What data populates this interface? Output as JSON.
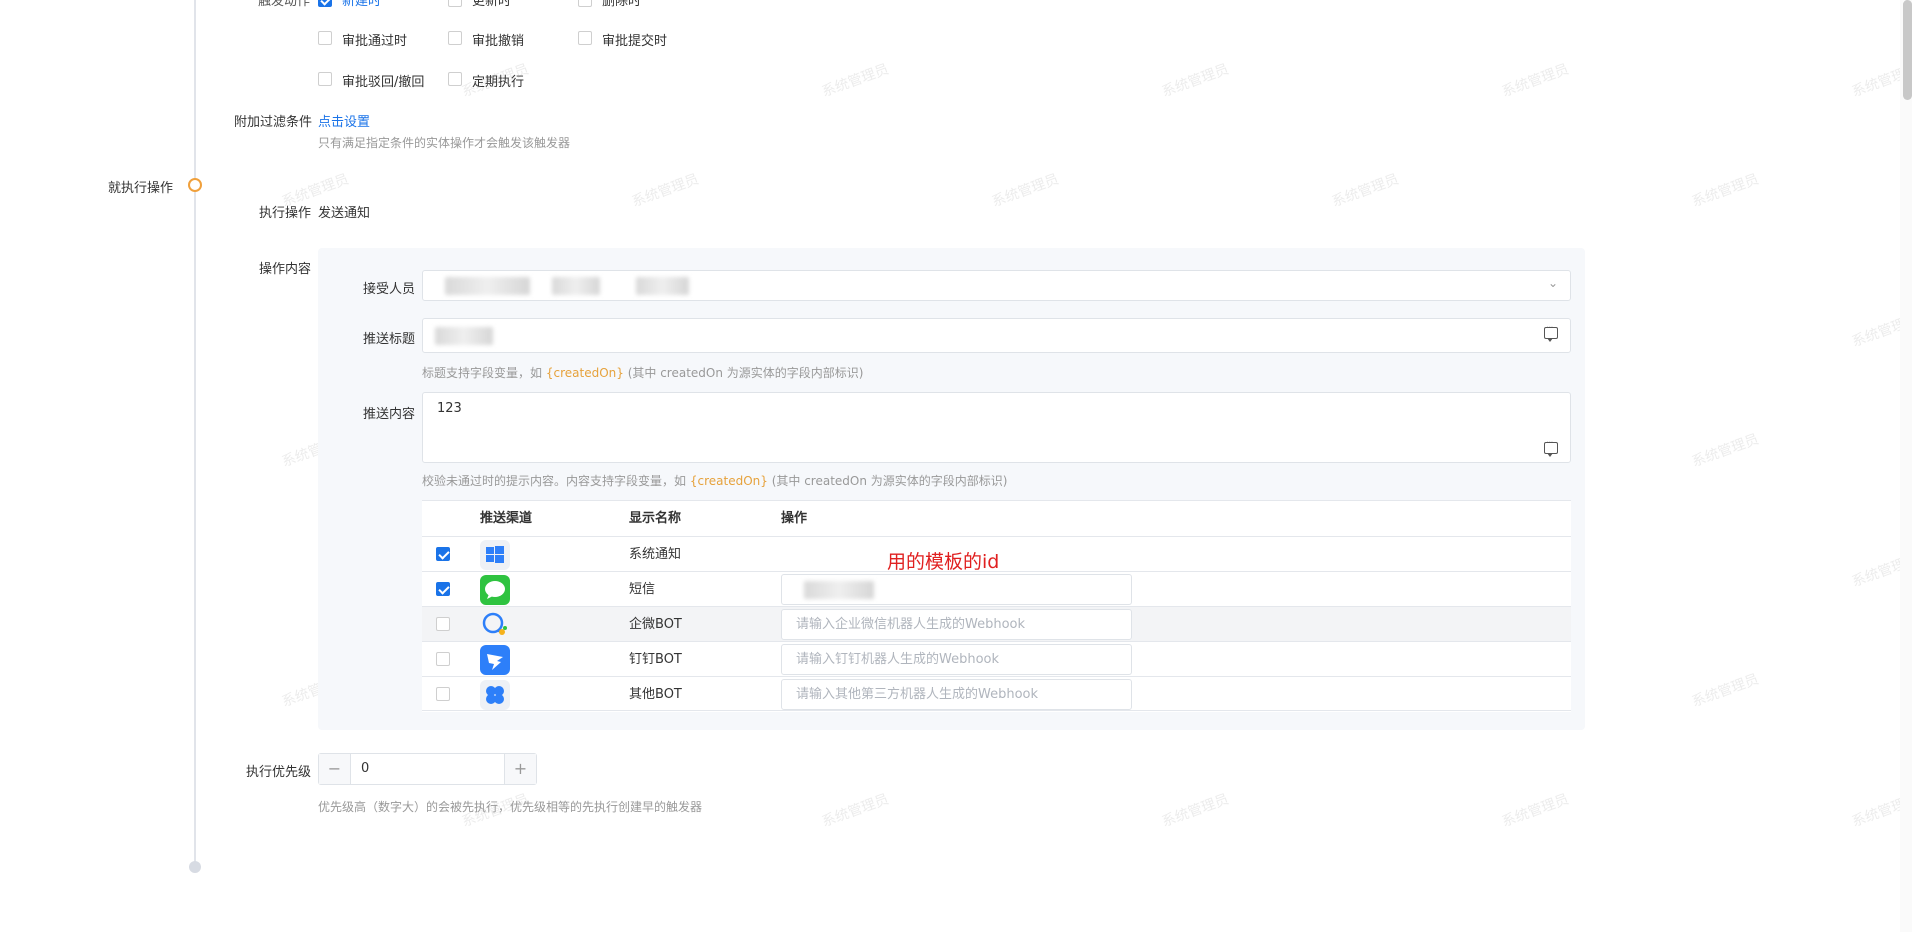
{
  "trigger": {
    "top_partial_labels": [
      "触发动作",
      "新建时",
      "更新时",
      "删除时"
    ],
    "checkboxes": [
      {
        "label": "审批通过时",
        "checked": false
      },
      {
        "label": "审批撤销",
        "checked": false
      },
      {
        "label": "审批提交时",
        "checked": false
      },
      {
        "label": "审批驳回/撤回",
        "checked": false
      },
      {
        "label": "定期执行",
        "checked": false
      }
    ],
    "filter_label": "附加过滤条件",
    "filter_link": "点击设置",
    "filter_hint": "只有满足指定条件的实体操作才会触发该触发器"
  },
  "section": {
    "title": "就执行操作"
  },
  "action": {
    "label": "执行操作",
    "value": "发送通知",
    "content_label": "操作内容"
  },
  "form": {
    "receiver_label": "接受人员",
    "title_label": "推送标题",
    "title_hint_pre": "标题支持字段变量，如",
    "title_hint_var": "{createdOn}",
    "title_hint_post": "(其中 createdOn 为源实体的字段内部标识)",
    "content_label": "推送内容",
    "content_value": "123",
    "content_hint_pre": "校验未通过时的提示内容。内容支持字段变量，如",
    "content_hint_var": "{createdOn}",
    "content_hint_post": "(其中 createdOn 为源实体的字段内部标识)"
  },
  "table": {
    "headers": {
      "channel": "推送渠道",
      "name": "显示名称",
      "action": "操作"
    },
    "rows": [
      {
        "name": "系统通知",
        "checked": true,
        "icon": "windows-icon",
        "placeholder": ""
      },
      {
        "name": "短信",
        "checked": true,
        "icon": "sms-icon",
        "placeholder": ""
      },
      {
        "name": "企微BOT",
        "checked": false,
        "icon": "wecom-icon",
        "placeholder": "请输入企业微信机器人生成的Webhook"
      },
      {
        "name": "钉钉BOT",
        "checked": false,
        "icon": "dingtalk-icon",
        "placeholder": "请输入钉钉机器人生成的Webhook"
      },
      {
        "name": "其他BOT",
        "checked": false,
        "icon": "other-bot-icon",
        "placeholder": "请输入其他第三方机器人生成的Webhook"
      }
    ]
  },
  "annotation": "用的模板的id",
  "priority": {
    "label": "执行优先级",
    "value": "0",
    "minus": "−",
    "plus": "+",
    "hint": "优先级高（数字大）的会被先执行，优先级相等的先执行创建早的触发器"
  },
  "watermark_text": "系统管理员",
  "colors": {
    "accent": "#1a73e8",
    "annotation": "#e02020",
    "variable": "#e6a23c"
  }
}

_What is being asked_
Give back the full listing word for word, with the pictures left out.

_Output of the task_
What data populates this interface? Output as JSON.
{
  "trigger": {
    "top_partial_labels": [
      "触发动作",
      "新建时",
      "更新时",
      "删除时"
    ],
    "checkboxes": [
      {
        "label": "审批通过时",
        "checked": false
      },
      {
        "label": "审批撤销",
        "checked": false
      },
      {
        "label": "审批提交时",
        "checked": false
      },
      {
        "label": "审批驳回/撤回",
        "checked": false
      },
      {
        "label": "定期执行",
        "checked": false
      }
    ],
    "filter_label": "附加过滤条件",
    "filter_link": "点击设置",
    "filter_hint": "只有满足指定条件的实体操作才会触发该触发器"
  },
  "section": {
    "title": "就执行操作"
  },
  "action": {
    "label": "执行操作",
    "value": "发送通知",
    "content_label": "操作内容"
  },
  "form": {
    "receiver_label": "接受人员",
    "title_label": "推送标题",
    "title_hint_pre": "标题支持字段变量，如",
    "title_hint_var": "{createdOn}",
    "title_hint_post": "(其中 createdOn 为源实体的字段内部标识)",
    "content_label": "推送内容",
    "content_value": "123",
    "content_hint_pre": "校验未通过时的提示内容。内容支持字段变量，如",
    "content_hint_var": "{createdOn}",
    "content_hint_post": "(其中 createdOn 为源实体的字段内部标识)"
  },
  "table": {
    "headers": {
      "channel": "推送渠道",
      "name": "显示名称",
      "action": "操作"
    },
    "rows": [
      {
        "name": "系统通知",
        "checked": true,
        "icon": "windows-icon",
        "placeholder": ""
      },
      {
        "name": "短信",
        "checked": true,
        "icon": "sms-icon",
        "placeholder": ""
      },
      {
        "name": "企微BOT",
        "checked": false,
        "icon": "wecom-icon",
        "placeholder": "请输入企业微信机器人生成的Webhook"
      },
      {
        "name": "钉钉BOT",
        "checked": false,
        "icon": "dingtalk-icon",
        "placeholder": "请输入钉钉机器人生成的Webhook"
      },
      {
        "name": "其他BOT",
        "checked": false,
        "icon": "other-bot-icon",
        "placeholder": "请输入其他第三方机器人生成的Webhook"
      }
    ]
  },
  "annotation": "用的模板的id",
  "priority": {
    "label": "执行优先级",
    "value": "0",
    "minus": "−",
    "plus": "+",
    "hint": "优先级高（数字大）的会被先执行，优先级相等的先执行创建早的触发器"
  },
  "watermark_text": "系统管理员",
  "colors": {
    "accent": "#1a73e8",
    "annotation": "#e02020",
    "variable": "#e6a23c"
  }
}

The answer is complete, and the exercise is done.